At the end of 2015, there were just 8,472 fuel stations in the UK, down from 37,539 in 1970. Assuming a steady rate of decline, Nissan predicts that by August 2020 this will fall to under 7,870.*
In contrast, the number of public electric vehicle charging locations is expected to reach 7,900 by the same point in time. However, the accelerating adoption of electric vehicles means this crossover could happen a lot sooner.
Just over 100 years since the first fuel station opened – November 1919 at Aldermaston in Berkshire – the number in the UK has peaked, declined and is expected to be overtaken by charging stations designed for battery, not combustion, powered cars.
More than 75% of UK petrol stations have closed in the last 40 years, whilst the number of electric vehicle charging locations has increased from a few hundred in 2011 to more than 4,100 locations in 2016, as electric car sales take off.
According to Go Ultra Low, the joint government and car industry campaign, more than 115 electric cars were registered every day in the first quarter of 2016, equivalent to one every 13 minutes. The campaign also believes electric power could be the dominant form of propulsion for all new cars sold in the UK as early as 2027, with more than 1.3m electric cars registered each year.
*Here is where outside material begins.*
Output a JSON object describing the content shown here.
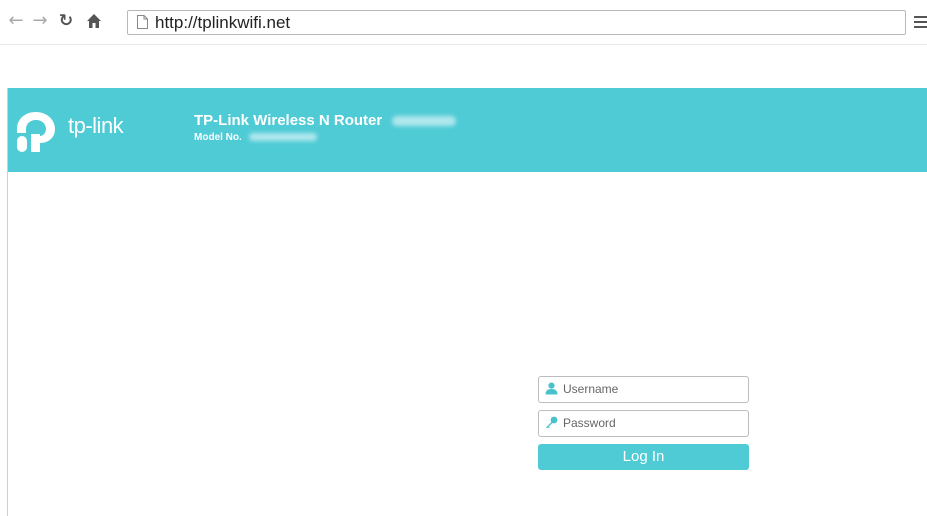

Edward Jones, EV Manager, Nissan Motor (GB) Ltd., said;
“‘As electric vehicle sales take off, the charging infrastructure is keeping pace and paving the way for convenient all-electric driving. Combine that with constant improvements in our battery performance and we believe the tipping point for mass EV uptake is upon us. As with similar breakthrough technologies, the adoption of electric vehicles should follow an ‘S-curve’ of demand. A gradual uptake from early adopters accelerates to a groundswell of consumers buying electric vehicles just as they would any other powertrain.”
Whilst the vast majority of electric vehicle owners charge at home, 98% of UK motorway services have charging stations, including rapid connectors that most electric cars can recharge to 80% in just 30 minutes.
Supply of fuel within the Capital is also becoming scarcer. Central London has nearly half as many petrol stations per car as the Scottish Highlands; only four remain within the congestion-charge zone**. A notable closure in 2008 was one of the country’s oldest forecourts, the Bloomsbury Service Station, which had been operational since 1926.